Google’s Schmidt Is Against Patent Wars, Says They Prevent Innovation, Shouldn’t Be Used To Block Sales

Eric Schmidt, Google’s Executive Chairman, is expanding on a few remarks that he made while traveling around Asia for the Korean launch of the Nexus 7. He made it clear that he is against patent wars in the mobile phone industry, and is especially frustrated with the recent patent wars between Apple and other companies like Samsung.

According to the Korea Times, Schmidt thinks companies should be competing in the marketplace with their products, and patent disputes are actually hurting consumer choice and preventing innovation. He said:

I think one of the worst things that happened in the last few years has been the belief that somehow there are so man patents in the mobile phone world, an estimated 200,000 that are overlapping and complicated and so forth, that one vendor can stop the sale of another vendor’s phones or devices.

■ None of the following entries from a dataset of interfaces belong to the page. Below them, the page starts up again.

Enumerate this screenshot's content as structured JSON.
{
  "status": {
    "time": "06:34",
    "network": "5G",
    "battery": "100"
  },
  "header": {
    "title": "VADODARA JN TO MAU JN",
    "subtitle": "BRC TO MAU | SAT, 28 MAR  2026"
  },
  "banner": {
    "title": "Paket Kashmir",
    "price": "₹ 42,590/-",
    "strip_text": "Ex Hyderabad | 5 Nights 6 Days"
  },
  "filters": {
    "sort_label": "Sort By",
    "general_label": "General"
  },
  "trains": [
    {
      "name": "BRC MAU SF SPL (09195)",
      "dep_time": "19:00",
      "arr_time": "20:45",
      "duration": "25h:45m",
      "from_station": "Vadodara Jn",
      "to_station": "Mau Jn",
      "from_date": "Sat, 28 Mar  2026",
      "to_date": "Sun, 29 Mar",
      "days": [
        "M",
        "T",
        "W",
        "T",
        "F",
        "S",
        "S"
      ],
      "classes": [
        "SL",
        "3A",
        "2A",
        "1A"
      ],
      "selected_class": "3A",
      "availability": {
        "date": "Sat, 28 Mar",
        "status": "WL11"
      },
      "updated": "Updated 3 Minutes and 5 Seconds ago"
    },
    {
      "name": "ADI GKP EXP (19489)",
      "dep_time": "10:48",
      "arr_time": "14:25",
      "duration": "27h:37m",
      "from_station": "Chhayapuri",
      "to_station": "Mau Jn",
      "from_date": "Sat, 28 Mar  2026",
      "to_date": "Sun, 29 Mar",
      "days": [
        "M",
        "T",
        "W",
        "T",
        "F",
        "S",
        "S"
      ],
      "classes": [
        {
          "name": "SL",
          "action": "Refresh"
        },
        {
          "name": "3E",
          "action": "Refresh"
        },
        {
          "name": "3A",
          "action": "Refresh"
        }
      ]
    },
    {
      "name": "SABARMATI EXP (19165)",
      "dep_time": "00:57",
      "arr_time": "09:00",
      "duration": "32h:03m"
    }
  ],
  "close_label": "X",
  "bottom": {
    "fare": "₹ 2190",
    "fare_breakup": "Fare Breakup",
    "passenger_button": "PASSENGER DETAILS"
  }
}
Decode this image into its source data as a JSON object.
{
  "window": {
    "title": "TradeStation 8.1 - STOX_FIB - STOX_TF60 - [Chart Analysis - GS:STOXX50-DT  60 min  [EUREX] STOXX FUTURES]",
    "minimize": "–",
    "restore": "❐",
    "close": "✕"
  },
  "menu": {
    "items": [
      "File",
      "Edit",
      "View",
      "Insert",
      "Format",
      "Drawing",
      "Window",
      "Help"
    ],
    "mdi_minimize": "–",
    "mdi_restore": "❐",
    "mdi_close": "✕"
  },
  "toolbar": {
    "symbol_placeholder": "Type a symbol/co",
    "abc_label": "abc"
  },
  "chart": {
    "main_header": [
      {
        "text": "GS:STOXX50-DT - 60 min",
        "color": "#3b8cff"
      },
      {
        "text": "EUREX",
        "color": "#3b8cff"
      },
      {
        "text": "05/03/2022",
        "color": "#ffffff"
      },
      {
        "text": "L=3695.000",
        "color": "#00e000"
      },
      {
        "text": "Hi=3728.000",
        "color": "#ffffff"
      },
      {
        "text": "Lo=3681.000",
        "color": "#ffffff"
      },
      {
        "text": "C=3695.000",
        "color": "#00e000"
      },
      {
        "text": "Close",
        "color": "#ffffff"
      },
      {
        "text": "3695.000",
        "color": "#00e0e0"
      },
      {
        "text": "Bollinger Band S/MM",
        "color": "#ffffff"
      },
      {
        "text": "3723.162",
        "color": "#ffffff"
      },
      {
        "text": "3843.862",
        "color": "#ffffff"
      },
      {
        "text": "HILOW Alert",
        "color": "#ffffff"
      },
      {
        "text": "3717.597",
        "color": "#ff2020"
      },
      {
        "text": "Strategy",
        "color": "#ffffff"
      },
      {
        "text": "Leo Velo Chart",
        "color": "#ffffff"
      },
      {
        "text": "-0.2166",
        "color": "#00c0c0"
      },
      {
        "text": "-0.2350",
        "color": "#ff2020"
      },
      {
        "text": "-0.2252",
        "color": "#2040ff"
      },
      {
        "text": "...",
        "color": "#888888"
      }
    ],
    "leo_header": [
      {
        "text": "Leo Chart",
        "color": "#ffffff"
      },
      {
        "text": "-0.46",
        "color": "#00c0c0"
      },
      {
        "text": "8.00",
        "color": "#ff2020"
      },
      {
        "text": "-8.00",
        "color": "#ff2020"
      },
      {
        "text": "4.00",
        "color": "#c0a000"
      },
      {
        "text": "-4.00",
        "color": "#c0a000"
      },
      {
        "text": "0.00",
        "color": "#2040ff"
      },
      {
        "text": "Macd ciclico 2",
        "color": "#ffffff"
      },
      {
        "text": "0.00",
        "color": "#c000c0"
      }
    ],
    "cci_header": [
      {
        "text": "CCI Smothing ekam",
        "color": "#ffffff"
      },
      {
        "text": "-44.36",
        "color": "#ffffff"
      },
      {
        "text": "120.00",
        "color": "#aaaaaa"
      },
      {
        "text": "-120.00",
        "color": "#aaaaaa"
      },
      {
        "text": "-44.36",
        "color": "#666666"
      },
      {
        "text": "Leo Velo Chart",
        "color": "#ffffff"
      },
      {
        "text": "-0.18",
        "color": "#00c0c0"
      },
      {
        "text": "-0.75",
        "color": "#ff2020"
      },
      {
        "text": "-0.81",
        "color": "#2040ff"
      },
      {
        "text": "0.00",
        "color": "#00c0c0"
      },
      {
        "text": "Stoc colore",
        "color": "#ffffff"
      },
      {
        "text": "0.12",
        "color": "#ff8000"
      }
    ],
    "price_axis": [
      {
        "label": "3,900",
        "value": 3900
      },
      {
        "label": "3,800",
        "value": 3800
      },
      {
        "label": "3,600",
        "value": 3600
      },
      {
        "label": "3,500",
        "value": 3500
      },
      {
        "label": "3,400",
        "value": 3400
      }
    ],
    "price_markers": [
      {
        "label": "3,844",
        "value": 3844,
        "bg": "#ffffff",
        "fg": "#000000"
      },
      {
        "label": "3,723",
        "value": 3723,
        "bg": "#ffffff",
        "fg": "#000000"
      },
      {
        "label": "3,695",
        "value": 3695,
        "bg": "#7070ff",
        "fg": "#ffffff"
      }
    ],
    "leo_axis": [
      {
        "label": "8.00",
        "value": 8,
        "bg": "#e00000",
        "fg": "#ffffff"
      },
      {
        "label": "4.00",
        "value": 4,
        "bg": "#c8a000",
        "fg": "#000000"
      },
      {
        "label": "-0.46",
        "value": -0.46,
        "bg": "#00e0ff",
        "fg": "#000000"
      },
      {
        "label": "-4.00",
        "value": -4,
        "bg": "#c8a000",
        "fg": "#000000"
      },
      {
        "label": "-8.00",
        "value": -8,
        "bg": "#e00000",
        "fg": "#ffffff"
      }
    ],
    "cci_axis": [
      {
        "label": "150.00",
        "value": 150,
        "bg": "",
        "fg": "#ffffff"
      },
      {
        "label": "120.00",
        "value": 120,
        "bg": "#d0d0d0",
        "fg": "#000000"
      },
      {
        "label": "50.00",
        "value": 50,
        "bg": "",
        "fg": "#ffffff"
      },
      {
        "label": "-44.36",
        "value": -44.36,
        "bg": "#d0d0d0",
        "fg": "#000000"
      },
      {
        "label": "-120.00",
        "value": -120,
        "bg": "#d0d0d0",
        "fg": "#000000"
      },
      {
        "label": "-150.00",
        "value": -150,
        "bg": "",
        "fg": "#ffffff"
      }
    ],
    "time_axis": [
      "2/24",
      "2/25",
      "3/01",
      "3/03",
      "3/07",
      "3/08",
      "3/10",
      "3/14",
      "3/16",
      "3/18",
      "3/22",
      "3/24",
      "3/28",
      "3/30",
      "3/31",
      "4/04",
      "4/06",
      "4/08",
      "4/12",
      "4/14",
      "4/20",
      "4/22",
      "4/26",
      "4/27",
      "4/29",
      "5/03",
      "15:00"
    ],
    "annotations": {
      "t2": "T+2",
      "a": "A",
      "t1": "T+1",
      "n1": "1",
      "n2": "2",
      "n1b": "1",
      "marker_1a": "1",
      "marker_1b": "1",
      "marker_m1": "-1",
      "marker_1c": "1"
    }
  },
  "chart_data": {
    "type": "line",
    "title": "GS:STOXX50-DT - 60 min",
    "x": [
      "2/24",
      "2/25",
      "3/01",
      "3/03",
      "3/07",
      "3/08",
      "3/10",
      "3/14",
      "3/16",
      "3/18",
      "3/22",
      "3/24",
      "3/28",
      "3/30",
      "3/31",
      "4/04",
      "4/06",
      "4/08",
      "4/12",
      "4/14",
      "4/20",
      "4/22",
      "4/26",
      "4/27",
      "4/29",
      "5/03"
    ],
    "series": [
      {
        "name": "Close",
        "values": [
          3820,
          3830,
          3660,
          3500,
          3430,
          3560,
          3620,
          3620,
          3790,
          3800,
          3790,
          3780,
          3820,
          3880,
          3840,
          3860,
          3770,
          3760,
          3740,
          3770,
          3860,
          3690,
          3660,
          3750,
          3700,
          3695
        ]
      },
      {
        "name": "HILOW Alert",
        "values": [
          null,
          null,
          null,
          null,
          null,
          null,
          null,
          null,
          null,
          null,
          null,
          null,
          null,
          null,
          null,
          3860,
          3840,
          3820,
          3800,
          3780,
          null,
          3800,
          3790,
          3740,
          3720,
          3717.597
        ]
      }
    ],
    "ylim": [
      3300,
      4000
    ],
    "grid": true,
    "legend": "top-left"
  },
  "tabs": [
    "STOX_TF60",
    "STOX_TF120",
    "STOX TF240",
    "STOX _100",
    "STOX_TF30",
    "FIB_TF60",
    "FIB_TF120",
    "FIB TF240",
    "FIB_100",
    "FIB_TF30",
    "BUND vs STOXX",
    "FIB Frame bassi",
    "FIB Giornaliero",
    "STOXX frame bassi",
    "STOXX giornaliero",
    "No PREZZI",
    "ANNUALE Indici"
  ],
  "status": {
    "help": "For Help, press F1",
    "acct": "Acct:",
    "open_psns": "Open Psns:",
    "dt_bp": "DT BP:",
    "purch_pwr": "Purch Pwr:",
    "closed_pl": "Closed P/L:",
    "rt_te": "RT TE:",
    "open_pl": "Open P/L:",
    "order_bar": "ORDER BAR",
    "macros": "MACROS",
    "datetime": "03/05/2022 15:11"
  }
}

He also said that, contrary to what many might believe, Apple is a very good partner and “our two companies are literally talking all the time about everything.” He added, “With respect to Apple patents, the best thing we can tell there are plenty of prior arts and I don’t want to go beyond that.”

Schmidt also made it clear that he has a strong relationship with Samsung as well. Many believe that Apple’s real target is Google though. On whether or not Google will assist vendors, Schmidt said, “all I want to say publicly (is that) we fully intend to support the ecosystem as it evolves. The Android ecosystem is really central, in my view, to the successful moving forward of the market.”

Schmidt also expressed his excitement over the smartphone’s success in Korea:

Your country has gone from having almost no smartphones three years ago; and it happened everywhere in just three years.. The technology that can really change lives and people’s existence is happening now, and is within sight, and especially visible in Korea. I like Korea because Korea represents the best mobile usage, and that is what I’ve been working on.

Listen, we’re not the biggest fans of the patent wars here either, but Schmidt’s words are spoken as someone who just saw one of their Android partners lose a court case to the tune of $1 billion dollars. It’s easy to say governments and laws should let “innovation” play out in the marketplace, but the reality of the situation is that while some minute patents are obnoxiously enforced, companies still blatantly copy each other’s products to make a quick buck while trying to catch up to an industry leader. The success of the iPhone and the downfall of Blackberry is a clear indication that letting the market determine who’s successful and who isn’t in a market can, in fact, work.  But, for every clear cut case like that, there’s a company like Samsung who has no problem “borrowing” or shamelessly outright stealing designs just to compete. As long as that continues, there will continue to be patent wars between companies.

Oh, we should also keep in mind that Eric Schmidt was on Apple’s board for a while when the company was discussing and developing the original iPhone. Not long after that a mysterious Android operating system from Google appeared in the wild. So yeah, Eric Schmidt would think that patents are bad, wouldn’t he.

Source: The Korea Times
Image Credit: The Korea Times

Kaylie lives in Ottawa and got her first Mac in 2007 and is now a fan for life.